ASSIGNMENT: The lines to copy are those holding the string "limmitation" in the entries below.

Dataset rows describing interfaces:
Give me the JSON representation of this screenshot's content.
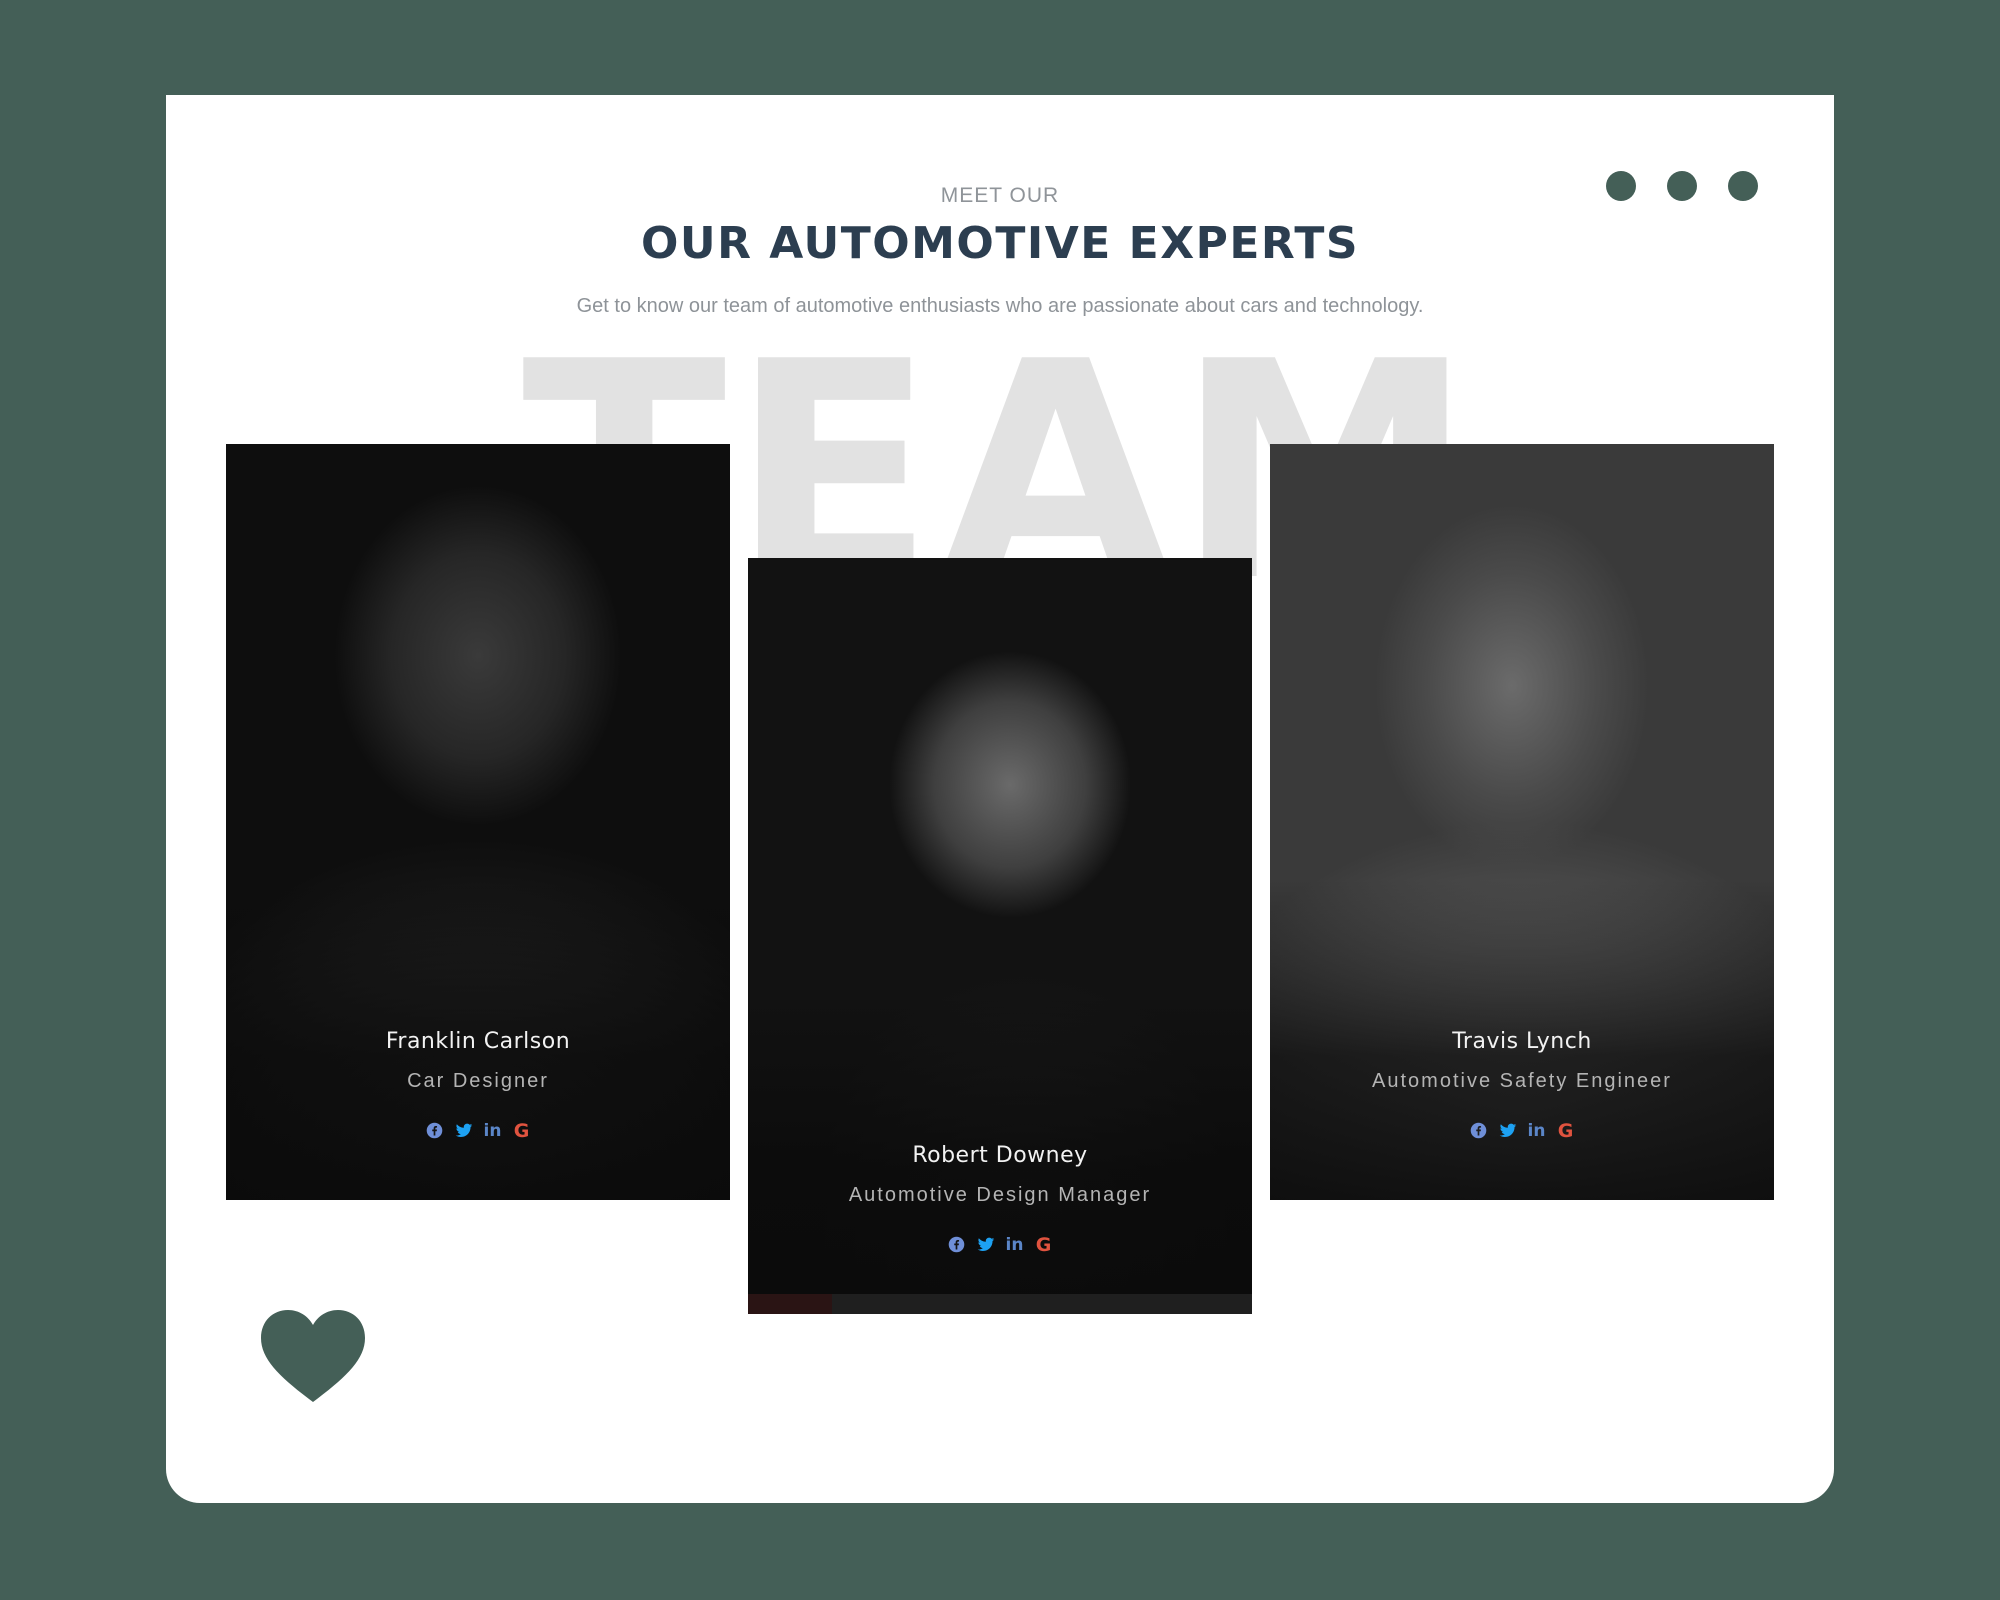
{
  "window": {
    "controls": [
      "dot",
      "dot",
      "dot"
    ]
  },
  "header": {
    "eyebrow": "MEET OUR",
    "title": "OUR AUTOMOTIVE EXPERTS",
    "subtitle": "Get to know our team of automotive enthusiasts who are passionate about cars and technology."
  },
  "watermark": "TEAM",
  "team": [
    {
      "name": "Franklin Carlson",
      "role": "Car Designer",
      "socials": [
        "facebook-icon",
        "twitter-icon",
        "linkedin-icon",
        "google-icon"
      ]
    },
    {
      "name": "Robert Downey",
      "role": "Automotive Design Manager",
      "socials": [
        "facebook-icon",
        "twitter-icon",
        "linkedin-icon",
        "google-icon"
      ]
    },
    {
      "name": "Travis Lynch",
      "role": "Automotive Safety Engineer",
      "socials": [
        "facebook-icon",
        "twitter-icon",
        "linkedin-icon",
        "google-icon"
      ]
    }
  ],
  "colors": {
    "background": "#445f57",
    "title": "#2c3e50",
    "facebook": "#6f8fd8",
    "twitter": "#1da1f2",
    "linkedin": "#5b86c8",
    "google": "#e0533f",
    "watermark": "#e2e2e2"
  },
  "decor": {
    "heart": "heart-icon"
  }
}
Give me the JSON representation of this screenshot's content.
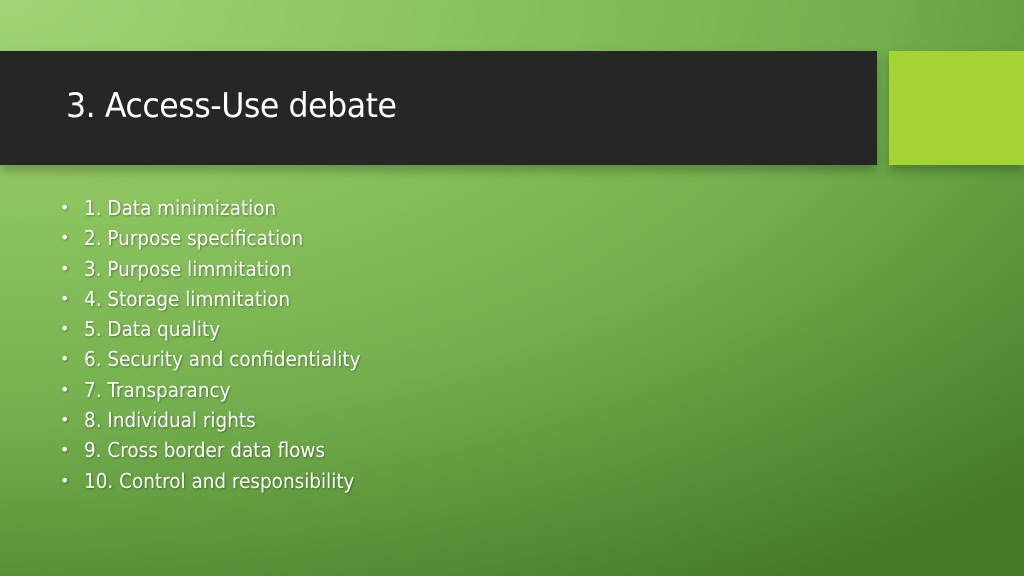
{
  "slide": {
    "title": "3. Access-Use debate",
    "bullet_glyph": "•",
    "items": [
      {
        "label": "1. Data minimization"
      },
      {
        "label": "2. Purpose specification"
      },
      {
        "label": "3. Purpose limmitation"
      },
      {
        "label": "4. Storage limmitation"
      },
      {
        "label": "5. Data quality"
      },
      {
        "label": "6. Security and confidentiality"
      },
      {
        "label": "7. Transparancy"
      },
      {
        "label": "8. Individual rights"
      },
      {
        "label": "9. Cross border data flows"
      },
      {
        "label": "10. Control and responsibility"
      }
    ]
  },
  "colors": {
    "banner": "#262626",
    "accent": "#a5d333",
    "background_light": "#a3d476",
    "background_dark": "#467a2a",
    "text": "#ffffff"
  }
}
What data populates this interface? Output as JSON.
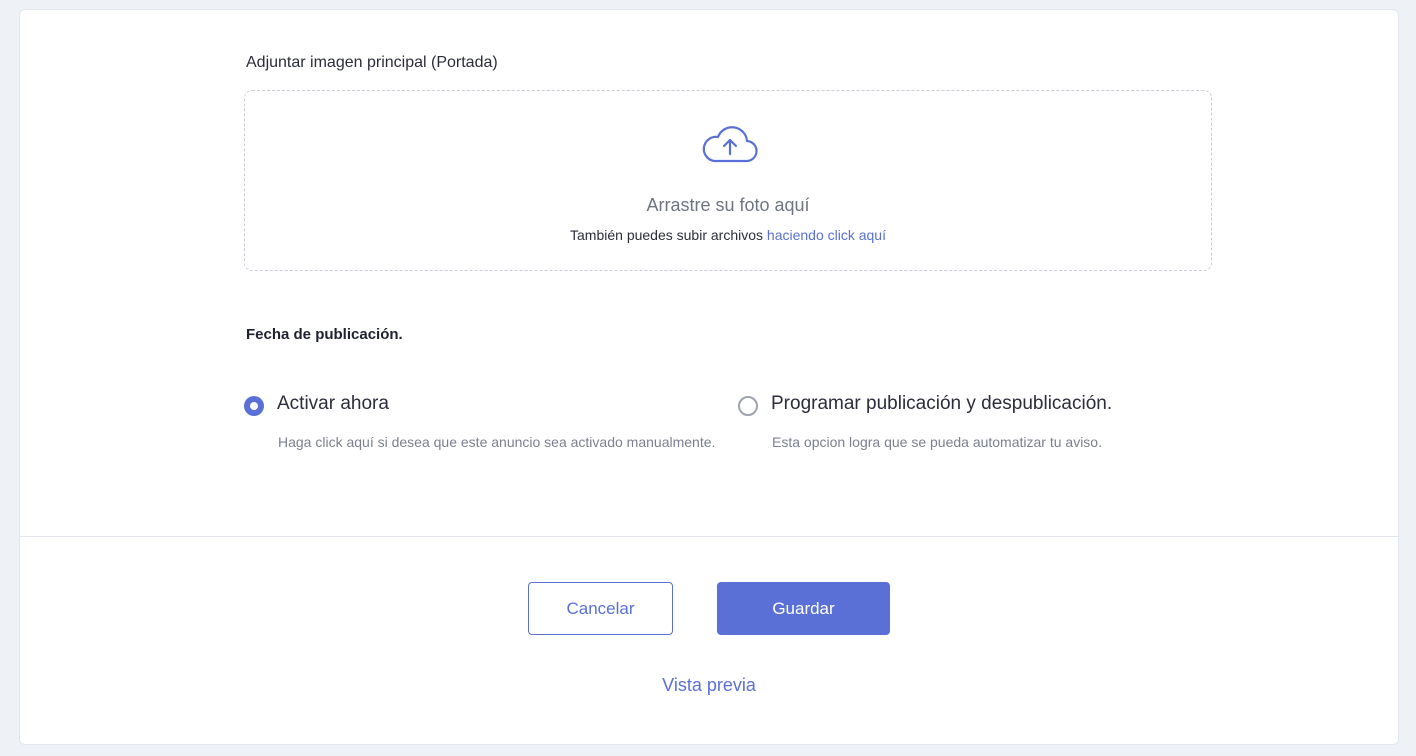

ANSWER TO THIS TASK:
        "label": "3. Purpose limmitation"
        "label": "4. Storage limmitation"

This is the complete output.